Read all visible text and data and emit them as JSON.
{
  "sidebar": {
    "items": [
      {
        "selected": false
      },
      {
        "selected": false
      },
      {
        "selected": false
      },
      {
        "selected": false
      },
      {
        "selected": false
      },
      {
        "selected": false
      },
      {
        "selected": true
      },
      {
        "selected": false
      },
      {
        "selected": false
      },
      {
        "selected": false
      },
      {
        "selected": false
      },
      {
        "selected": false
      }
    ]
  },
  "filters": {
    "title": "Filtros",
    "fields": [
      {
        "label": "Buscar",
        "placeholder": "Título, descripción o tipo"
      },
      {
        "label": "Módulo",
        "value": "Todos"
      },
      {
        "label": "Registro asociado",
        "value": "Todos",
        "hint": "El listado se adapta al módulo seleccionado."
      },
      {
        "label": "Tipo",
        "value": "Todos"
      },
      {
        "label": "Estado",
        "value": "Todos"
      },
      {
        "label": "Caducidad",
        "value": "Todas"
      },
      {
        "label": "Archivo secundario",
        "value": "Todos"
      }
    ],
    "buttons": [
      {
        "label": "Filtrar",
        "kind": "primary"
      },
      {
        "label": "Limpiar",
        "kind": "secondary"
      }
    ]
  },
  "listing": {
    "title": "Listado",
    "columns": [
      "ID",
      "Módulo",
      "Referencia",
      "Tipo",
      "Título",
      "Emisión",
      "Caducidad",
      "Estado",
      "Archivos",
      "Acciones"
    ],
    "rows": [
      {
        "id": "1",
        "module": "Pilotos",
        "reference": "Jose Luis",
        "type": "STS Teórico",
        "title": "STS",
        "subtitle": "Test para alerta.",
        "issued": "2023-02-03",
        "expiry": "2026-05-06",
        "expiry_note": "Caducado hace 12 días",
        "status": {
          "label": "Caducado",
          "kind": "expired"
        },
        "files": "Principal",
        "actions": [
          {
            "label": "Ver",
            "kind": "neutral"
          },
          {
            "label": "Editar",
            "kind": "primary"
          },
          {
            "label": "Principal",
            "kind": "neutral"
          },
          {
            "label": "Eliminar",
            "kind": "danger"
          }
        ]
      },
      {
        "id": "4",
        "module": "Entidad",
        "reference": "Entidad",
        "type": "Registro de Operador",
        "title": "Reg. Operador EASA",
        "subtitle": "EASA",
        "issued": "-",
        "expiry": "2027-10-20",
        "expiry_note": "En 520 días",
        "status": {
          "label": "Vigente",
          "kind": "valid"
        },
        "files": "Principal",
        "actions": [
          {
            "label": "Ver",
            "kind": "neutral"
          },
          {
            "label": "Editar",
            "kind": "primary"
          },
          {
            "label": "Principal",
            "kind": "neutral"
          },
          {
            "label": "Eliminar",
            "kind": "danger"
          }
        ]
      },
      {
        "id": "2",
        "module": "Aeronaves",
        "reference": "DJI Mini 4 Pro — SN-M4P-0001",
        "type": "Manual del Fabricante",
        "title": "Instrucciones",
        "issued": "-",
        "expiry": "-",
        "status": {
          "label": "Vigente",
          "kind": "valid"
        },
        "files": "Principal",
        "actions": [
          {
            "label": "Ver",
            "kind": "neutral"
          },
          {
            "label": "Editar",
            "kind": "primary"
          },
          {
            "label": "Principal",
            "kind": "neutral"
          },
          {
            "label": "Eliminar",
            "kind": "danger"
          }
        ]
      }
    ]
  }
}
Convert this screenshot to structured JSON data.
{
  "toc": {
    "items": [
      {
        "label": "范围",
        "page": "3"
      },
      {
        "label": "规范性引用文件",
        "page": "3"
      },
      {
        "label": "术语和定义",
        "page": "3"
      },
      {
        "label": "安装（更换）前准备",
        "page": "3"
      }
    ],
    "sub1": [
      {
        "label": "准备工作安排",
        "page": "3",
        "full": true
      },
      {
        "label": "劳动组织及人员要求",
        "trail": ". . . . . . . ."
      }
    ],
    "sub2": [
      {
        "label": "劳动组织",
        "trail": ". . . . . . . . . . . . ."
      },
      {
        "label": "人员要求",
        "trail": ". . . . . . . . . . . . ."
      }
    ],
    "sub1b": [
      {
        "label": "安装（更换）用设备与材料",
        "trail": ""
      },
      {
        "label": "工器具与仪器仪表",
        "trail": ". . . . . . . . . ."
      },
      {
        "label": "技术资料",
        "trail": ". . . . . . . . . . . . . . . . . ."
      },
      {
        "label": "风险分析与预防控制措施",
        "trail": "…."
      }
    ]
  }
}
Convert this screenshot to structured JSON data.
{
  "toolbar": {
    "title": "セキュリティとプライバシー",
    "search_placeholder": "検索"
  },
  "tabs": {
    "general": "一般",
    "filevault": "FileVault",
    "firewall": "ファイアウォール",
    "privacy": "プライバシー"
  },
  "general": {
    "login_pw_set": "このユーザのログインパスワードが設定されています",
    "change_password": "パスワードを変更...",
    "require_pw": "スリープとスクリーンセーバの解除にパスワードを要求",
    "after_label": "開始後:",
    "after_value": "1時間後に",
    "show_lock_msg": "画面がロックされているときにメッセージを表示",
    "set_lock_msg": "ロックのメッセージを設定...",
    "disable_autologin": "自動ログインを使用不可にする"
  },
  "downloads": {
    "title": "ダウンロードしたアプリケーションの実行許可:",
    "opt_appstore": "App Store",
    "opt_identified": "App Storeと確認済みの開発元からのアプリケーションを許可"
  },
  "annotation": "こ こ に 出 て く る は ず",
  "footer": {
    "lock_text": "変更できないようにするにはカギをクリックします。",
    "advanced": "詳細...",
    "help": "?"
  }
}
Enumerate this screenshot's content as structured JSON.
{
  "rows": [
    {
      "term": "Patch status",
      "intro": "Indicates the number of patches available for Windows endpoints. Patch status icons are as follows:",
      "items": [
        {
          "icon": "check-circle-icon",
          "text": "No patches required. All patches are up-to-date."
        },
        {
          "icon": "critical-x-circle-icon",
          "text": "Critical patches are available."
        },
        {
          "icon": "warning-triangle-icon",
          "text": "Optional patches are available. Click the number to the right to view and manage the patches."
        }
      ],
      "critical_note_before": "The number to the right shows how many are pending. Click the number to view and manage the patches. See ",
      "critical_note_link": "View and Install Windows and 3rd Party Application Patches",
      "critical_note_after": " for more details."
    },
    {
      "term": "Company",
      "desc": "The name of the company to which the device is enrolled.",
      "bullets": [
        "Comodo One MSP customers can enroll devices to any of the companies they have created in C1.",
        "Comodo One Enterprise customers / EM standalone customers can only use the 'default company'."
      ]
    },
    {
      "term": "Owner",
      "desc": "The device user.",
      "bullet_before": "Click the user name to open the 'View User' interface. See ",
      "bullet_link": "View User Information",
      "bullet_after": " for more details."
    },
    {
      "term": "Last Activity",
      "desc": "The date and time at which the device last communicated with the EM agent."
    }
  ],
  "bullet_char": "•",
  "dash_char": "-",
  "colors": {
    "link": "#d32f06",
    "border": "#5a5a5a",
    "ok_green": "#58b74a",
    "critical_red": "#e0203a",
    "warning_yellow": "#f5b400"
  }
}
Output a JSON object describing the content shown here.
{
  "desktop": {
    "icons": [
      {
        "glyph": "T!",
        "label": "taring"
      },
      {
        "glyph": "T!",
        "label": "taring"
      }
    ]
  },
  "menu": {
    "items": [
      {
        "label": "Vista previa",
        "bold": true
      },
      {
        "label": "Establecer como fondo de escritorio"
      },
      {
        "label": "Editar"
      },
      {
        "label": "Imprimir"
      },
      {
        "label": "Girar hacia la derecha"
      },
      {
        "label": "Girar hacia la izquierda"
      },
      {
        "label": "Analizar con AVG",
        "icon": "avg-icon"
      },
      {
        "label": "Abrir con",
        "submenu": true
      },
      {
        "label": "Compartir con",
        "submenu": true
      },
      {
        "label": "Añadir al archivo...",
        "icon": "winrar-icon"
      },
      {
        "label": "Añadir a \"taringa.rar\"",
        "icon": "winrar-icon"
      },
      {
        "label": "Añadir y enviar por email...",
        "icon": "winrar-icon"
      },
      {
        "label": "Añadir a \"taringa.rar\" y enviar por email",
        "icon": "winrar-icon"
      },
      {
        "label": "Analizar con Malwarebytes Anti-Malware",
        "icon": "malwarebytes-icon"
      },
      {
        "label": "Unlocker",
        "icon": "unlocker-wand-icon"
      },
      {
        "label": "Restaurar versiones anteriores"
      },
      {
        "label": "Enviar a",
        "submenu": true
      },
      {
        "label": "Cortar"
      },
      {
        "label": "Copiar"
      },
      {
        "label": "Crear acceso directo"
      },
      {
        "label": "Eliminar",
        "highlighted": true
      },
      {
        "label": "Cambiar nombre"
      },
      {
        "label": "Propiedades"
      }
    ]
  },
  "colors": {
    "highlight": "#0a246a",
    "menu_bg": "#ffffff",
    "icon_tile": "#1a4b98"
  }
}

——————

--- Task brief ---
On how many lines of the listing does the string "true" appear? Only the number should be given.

--- Task solution ---
7